  • Other best management practices for well integrity, emissions controls, water and wastewater handling, and noise, light and visual mitigation measures.

Megan Williams’ independent air quality analysis, which has been submitted to the BLM, is available here.

Our full joint comments to the BLM are available here.

More mega fields on the way

A second mega field, the proposed Moneta Divide project (4,250 wells) in an area between Riverton and Casper near Moneta, was recently open for “scoping” comments.

Scoping is a preliminary stage in the environmental review process where the agency seeks information on issues and concerns that should be addressed in its environmental review.

Since this project is not in a Wyoming Outdoor Council heritage landscape we do not oppose it outright.

However, we do believe BLM must “do it right” as it approves this project—meaning it must put in place effective mitigation measures to avoid air pollution, water contamination, and harm to wildlife and wildlife habitat, as well ensure that people are still able to use this area safely for hunting and recreation.

While the scoping comment period on this project just closed on March 4, we would encourage you to submit comments to the BLM anyway. In truth, scoping never closes, and at this stage in the game BLM will not be delayed by comments that are a week late.

You can e-mail comments to BLM_WY_LD_Moneta_Divide_EIS@blm.gov or send regular mail to Bureau of Land Management, Lander Field Office, Attn: Chris Krassin, Project Manager, 1335 Main St., Lander, WY 82520.

The ball is rolling on these two mammoth projects. At least five more are coming (see map at the top of this post): Hiawatha (4,208 wells); Normally Pressured Lance (3,500 wells); Moxa Arch (1,861 wells); LaBarge Platform (838 wells); and Beaver Creek (208 wells).

Information we have from the BLM indicates we could see the draft environmental reviews for these projects starting toward the end of this year and into 2014. So get ready to participate for the sake of Wyoming, its environment, and our way of life!

We pledge to keep you informed about the status of these projects, and help you engage and influence them.

It is crucial for the BLM to recognize the cumulative impacts of these numerous projects and not treat them as isolated, unrelated projects.

All of western Wyoming will be impacted by these projects. Protecting air quality, especially in the ozone nonattainment area in the Upper Green River Basin, will be a crucial and central issue for all of these projects.

We cannot make the ozone situation in Sublette County worse, or create new ozone nonattainment areas.
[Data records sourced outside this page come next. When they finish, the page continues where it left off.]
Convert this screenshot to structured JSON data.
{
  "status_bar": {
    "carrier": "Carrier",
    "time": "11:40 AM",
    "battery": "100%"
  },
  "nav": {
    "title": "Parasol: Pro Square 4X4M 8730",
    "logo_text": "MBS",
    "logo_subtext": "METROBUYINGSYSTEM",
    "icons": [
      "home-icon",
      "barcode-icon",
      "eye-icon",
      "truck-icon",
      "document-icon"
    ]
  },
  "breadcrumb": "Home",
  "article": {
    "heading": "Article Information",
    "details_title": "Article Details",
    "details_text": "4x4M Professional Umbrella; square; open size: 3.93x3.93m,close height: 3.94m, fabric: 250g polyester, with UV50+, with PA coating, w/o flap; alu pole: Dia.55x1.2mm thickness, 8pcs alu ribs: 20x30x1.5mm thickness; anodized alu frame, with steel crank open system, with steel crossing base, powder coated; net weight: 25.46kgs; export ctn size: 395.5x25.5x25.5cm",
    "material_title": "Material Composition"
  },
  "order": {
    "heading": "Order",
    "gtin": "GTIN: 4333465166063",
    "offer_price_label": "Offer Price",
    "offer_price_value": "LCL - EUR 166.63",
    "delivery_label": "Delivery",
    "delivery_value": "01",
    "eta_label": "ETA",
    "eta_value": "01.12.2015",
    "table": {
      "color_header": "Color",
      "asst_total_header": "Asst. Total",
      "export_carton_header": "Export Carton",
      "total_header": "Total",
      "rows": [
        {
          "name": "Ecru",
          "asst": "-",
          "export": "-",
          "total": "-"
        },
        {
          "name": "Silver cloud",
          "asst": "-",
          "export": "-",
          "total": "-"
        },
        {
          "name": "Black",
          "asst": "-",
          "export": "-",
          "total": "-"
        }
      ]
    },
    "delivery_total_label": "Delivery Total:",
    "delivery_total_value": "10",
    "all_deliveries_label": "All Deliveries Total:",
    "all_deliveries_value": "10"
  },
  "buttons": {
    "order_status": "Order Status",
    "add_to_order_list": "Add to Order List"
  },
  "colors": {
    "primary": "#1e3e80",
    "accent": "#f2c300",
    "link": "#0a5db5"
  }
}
We also need to minimize harm to wildlife such as mule deer, pronghorn, and the Greater sage-grouse.




Other posts you might want to see:

Proposed Wyoming gas field would be one of the largest on the planet
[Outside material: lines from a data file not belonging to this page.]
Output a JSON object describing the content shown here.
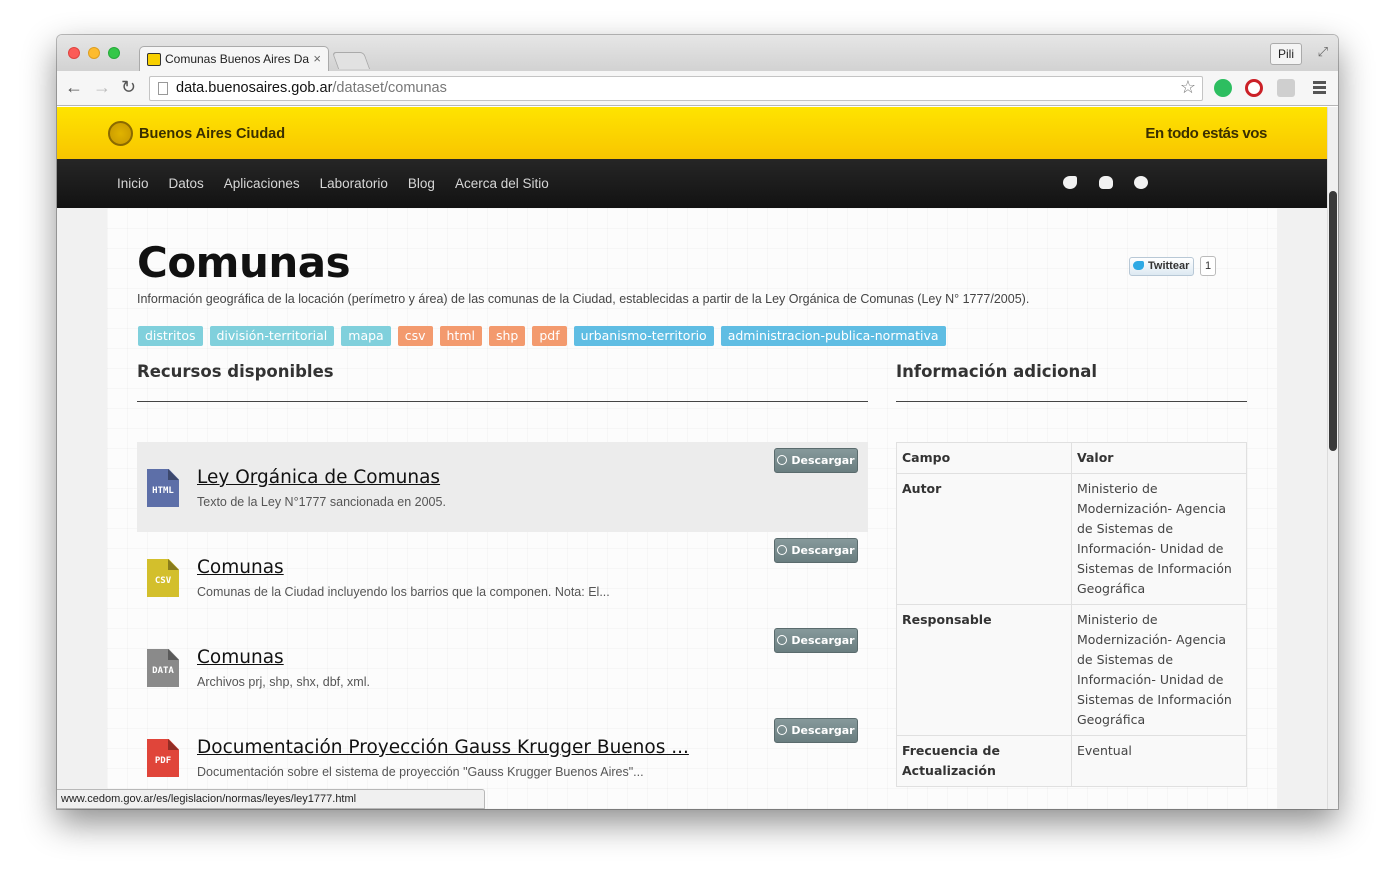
{
  "browser": {
    "tab_title": "Comunas  Buenos Aires Da",
    "user_label": "Pili",
    "url_host": "data.buenosaires.gob.ar",
    "url_path": "/dataset/comunas",
    "status_url": "www.cedom.gov.ar/es/legislacion/normas/leyes/ley1777.html"
  },
  "site": {
    "logo_text": "Buenos Aires Ciudad",
    "slogan": "En todo estás vos",
    "nav": [
      "Inicio",
      "Datos",
      "Aplicaciones",
      "Laboratorio",
      "Blog",
      "Acerca del Sitio"
    ],
    "social_icons": [
      "twitter-icon",
      "github-icon",
      "flickr-icon"
    ]
  },
  "dataset": {
    "title": "Comunas",
    "description": "Información geográfica de la locación (perímetro y área) de las comunas de la Ciudad, establecidas a partir de la Ley Orgánica de Comunas (Ley N° 1777/2005).",
    "tweet_label": "Twittear",
    "tweet_count": "1",
    "tags": [
      {
        "label": "distritos",
        "color": "#80d0dc"
      },
      {
        "label": "división-territorial",
        "color": "#80d0dc"
      },
      {
        "label": "mapa",
        "color": "#80d0dc"
      },
      {
        "label": "csv",
        "color": "#f39a6e"
      },
      {
        "label": "html",
        "color": "#f39a6e"
      },
      {
        "label": "shp",
        "color": "#f39a6e"
      },
      {
        "label": "pdf",
        "color": "#f39a6e"
      },
      {
        "label": "urbanismo-territorio",
        "color": "#5fbde3"
      },
      {
        "label": "administracion-publica-normativa",
        "color": "#5fbde3"
      }
    ]
  },
  "resources": {
    "heading": "Recursos disponibles",
    "download_label": "Descargar",
    "items": [
      {
        "format": "HTML",
        "color": "#5d6fa8",
        "title": "Ley Orgánica de Comunas",
        "description": "Texto de la Ley N°1777 sancionada en 2005."
      },
      {
        "format": "CSV",
        "color": "#d3bf2c",
        "title": "Comunas",
        "description": "Comunas de la Ciudad incluyendo los barrios que la componen. Nota: El..."
      },
      {
        "format": "DATA",
        "color": "#8a8a8a",
        "title": "Comunas",
        "description": "Archivos prj, shp, shx, dbf, xml."
      },
      {
        "format": "PDF",
        "color": "#e0453a",
        "title": "Documentación Proyección Gauss Krugger Buenos ...",
        "description": "Documentación sobre el sistema de proyección \"Gauss Krugger Buenos Aires\"..."
      }
    ]
  },
  "info": {
    "heading": "Información adicional",
    "col_field": "Campo",
    "col_value": "Valor",
    "rows": [
      {
        "field": "Autor",
        "value": "Ministerio de Modernización- Agencia de Sistemas de Información- Unidad de Sistemas de Información Geográfica"
      },
      {
        "field": "Responsable",
        "value": "Ministerio de Modernización- Agencia de Sistemas de Información- Unidad de Sistemas de Información Geográfica"
      },
      {
        "field": "Frecuencia de Actualización",
        "value": "Eventual"
      }
    ]
  }
}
Why We’re Seeking Fracking Chemical Information

Groups seek better disclosure of fracking chemicals in Wyoming

West Edge